Politicians generally recognise a need for learning to be lifelong. But they often have a surprisingly myopic focus on “skills” for “jobs” rather than learning for life. Surprising, as their electors are members of society as well as actual or potential workers – and have interests which may include but usually go beyond their paid work.
This has four implications for a university lifelong learning strategy in terms of :
the nature of the activities;
the subjects taught and interdisciplinarity;
the link between teaching, research and knowledge exchange;
the approach to innovation and entrepreneurship.
The nature of the activities
When designing lifelong learning programmes, some universities focus on the needs of their local communities, while others look to the world of work. The Universities Association for Lifelong Learning brings together universities with a range of approaches to adult and continuing education. Along with its Work and Learning Network, it is a rich source of advice.
People will and should want to learn for reasons beyond doing their job. It is useful, for example, for electors to have the capacity to think critically, weigh up evidence, and differentiate between genuine political arguments on the one hand and demagoguery on the other.

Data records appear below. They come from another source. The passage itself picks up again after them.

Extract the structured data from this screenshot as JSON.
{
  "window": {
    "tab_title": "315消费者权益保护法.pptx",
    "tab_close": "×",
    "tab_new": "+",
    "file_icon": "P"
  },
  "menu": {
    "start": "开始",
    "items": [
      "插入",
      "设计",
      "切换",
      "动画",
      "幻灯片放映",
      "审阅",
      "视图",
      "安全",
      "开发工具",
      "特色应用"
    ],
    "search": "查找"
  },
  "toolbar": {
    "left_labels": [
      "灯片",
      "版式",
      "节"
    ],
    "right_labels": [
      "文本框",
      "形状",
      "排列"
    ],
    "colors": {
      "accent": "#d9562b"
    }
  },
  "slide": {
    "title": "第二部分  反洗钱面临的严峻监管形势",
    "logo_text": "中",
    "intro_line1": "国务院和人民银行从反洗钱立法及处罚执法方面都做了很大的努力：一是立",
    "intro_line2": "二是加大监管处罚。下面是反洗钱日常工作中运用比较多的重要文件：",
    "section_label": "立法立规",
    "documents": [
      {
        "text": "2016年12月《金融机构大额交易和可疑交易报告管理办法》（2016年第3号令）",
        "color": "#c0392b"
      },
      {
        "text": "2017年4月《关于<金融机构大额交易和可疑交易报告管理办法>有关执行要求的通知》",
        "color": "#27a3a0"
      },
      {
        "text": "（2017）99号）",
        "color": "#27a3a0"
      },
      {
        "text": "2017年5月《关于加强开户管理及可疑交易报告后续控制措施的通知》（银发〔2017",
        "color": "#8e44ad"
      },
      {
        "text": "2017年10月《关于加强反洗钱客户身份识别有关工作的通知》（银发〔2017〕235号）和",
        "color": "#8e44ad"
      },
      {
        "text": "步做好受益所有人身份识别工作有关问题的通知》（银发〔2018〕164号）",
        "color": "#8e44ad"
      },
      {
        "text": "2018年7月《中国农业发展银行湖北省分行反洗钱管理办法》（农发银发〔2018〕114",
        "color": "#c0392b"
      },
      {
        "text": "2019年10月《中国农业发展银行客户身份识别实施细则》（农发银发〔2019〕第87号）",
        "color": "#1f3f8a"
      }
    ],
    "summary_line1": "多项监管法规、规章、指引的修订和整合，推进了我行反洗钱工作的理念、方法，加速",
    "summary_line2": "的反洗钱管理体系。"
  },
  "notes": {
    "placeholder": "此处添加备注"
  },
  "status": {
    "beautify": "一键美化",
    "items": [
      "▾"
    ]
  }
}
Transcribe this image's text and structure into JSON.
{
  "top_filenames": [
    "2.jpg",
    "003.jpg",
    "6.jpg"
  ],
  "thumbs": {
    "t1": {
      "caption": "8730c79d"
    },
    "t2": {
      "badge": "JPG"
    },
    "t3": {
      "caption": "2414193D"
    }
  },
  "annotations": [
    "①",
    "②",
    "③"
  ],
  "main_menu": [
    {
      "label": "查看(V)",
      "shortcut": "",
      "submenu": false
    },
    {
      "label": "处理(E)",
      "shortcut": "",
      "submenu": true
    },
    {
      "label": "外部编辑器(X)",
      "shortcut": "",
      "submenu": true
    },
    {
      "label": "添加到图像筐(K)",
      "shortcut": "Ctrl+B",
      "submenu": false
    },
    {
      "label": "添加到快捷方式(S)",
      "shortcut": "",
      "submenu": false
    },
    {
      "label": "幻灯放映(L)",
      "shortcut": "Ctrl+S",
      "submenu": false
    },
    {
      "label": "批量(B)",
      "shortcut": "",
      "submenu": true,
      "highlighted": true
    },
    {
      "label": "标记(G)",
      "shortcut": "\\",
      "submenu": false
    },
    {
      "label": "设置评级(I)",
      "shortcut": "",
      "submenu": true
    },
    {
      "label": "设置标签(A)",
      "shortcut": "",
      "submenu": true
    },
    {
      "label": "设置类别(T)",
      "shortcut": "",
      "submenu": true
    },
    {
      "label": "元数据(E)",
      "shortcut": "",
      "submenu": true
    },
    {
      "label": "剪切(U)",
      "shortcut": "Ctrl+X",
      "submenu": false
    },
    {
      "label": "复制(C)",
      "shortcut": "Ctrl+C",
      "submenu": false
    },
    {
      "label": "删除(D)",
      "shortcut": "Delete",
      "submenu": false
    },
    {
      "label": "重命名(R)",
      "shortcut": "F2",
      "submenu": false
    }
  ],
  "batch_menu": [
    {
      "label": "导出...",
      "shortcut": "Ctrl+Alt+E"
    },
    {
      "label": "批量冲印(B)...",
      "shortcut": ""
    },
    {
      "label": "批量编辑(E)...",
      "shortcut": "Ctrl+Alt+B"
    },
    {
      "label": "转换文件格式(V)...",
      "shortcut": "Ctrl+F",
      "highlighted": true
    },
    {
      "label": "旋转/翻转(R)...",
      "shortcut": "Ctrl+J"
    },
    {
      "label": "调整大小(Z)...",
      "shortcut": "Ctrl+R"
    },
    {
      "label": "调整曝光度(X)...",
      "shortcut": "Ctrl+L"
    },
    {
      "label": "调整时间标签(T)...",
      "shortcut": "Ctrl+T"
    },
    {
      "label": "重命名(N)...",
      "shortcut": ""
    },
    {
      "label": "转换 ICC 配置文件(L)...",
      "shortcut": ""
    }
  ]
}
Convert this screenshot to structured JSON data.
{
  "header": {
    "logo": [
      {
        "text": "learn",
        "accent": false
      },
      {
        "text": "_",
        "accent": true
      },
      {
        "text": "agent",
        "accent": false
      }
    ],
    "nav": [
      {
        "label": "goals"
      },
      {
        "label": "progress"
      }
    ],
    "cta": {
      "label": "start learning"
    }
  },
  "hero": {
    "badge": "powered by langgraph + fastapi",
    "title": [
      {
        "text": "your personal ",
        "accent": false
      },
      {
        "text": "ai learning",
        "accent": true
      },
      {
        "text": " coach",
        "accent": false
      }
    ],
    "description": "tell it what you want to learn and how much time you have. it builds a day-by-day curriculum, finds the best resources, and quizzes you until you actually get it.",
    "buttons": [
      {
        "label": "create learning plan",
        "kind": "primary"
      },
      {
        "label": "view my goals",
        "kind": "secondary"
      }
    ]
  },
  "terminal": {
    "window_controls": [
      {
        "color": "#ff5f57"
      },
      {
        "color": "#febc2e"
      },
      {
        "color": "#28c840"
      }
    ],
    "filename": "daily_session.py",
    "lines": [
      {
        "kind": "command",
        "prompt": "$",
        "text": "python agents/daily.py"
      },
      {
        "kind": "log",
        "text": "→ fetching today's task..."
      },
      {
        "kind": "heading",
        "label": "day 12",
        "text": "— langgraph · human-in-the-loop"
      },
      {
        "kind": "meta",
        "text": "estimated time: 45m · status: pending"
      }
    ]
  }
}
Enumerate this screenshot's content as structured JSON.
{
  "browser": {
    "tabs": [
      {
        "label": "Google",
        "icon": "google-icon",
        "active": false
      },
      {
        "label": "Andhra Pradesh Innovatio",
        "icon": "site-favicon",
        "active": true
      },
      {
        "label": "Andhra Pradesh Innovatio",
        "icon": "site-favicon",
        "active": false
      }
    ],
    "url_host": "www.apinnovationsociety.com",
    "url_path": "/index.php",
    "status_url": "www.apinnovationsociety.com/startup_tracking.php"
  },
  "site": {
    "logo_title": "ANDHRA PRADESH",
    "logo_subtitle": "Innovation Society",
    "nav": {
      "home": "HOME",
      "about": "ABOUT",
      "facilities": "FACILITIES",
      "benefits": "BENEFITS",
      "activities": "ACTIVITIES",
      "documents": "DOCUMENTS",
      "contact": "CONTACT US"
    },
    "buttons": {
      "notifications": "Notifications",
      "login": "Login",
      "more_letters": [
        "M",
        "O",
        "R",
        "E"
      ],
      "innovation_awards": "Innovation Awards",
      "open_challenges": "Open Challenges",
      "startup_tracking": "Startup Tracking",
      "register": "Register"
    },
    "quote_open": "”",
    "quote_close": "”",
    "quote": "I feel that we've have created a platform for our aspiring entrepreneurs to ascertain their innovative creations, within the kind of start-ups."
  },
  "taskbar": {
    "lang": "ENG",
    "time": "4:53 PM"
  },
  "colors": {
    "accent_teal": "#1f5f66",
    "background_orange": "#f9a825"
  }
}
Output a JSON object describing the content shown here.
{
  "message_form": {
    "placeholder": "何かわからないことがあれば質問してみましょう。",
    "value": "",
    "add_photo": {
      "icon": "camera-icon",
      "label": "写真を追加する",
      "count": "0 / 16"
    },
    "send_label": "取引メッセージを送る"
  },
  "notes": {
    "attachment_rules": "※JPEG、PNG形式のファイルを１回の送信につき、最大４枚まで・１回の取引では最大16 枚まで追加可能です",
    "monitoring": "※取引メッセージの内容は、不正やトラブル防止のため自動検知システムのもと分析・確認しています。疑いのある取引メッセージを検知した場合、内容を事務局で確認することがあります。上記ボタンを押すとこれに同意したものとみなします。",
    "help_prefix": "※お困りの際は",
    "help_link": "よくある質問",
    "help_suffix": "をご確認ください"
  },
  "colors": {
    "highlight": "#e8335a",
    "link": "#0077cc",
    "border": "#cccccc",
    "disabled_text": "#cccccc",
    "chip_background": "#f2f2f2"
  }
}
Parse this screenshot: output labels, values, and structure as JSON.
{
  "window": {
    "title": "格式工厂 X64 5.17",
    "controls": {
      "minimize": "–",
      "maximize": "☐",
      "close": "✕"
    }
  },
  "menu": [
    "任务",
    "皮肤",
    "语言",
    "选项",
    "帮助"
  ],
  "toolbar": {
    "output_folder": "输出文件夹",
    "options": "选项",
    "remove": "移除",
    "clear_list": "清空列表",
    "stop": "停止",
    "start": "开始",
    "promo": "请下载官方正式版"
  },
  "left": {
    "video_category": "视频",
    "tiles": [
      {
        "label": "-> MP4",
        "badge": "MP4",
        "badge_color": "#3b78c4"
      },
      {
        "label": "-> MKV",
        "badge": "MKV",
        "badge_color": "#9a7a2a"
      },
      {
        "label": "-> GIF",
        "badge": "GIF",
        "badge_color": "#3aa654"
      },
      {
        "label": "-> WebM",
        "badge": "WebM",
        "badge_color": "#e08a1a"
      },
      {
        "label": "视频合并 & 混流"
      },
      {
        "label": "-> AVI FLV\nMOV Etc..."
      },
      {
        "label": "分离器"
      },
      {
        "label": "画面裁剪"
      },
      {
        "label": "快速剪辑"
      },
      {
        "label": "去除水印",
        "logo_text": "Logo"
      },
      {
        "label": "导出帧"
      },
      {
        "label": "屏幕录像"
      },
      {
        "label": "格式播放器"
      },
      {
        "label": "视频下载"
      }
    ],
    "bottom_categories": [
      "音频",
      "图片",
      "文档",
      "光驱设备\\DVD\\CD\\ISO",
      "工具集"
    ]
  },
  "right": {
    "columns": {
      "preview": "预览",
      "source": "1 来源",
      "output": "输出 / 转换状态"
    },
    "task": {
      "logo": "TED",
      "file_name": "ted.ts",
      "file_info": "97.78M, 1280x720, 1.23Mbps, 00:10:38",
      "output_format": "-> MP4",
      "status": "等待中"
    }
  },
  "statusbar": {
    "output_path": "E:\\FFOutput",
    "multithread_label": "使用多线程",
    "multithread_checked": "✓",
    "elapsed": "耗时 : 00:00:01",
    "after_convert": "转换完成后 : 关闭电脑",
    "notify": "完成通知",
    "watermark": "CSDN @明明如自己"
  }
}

But even focusing on the workplace, unknown technologies and industries are approaching over the horizon, which means that simply teaching today’s skills is inadequate. The workforce needs the capabilities to adapt and engage successfully with as yet unseen technologies.
The most important “skill” to be imparted by lifelong learning is the ability to learn. This can be fostered by problem-based and experiential learning, with real-world applications, along with encouragement to question, discuss and debate ideas from across the disciplines.
The subjects taught
There is a need to go beyond science, technology, engineering and mathematics (STEM). Indeed, when faced with what might be envisaged as a clearly “STEM” challenge, namely breaking cyphers at Bletchley Park, recruits were drawn from the humanities as well as the sciences.
Many of the world’s major challenges require interdisciplinary work. Having team members with an appreciation of other disciplines can foster and enhance such work. Just as research and development creates "absorptive capacity" enabling firms to recognise and capitalise on the value of research by others, so individuals will bring more to interdisciplinary projects if they have an appreciation of the different disciplines. This is crucial to the teaching of research skills and research methods.
Teaching, research and knowledge exchange
A simplistic view of teaching skills for jobs risks downplaying the importance of knowledge transfer and research, focusing on taught courses rather than research degrees. One of the University of Oxford’s first part-time degree programmes was a master’s in software engineering, which included a dissertation. IBM sent employees on the course, and many of these dissertations were based on research in the workplace. Over time, this collaboration led to a research agreement between IBM and the university.
Innovation and entrepreneurship
University lifelong learning strategies should take novel approaches to capture the needs referred to above, and to impart a spirit of innovation. This should be conceived broadly, to encapsulate imagination and creativity. Similarly, entrepreneurship should be interpreted broadly as an exploratory mindset, to include “intrapreneurship” within large organisations rather than focusing solely on establishing new enterprises or growing young ones and should include social enterprises, which have a mission to contribute to society.
Jonathan Michie is professor of innovation and knowledge exchange and president of Kellogg College at the University of Oxford. He is also chair of the Universities Association for Lifelong Learning.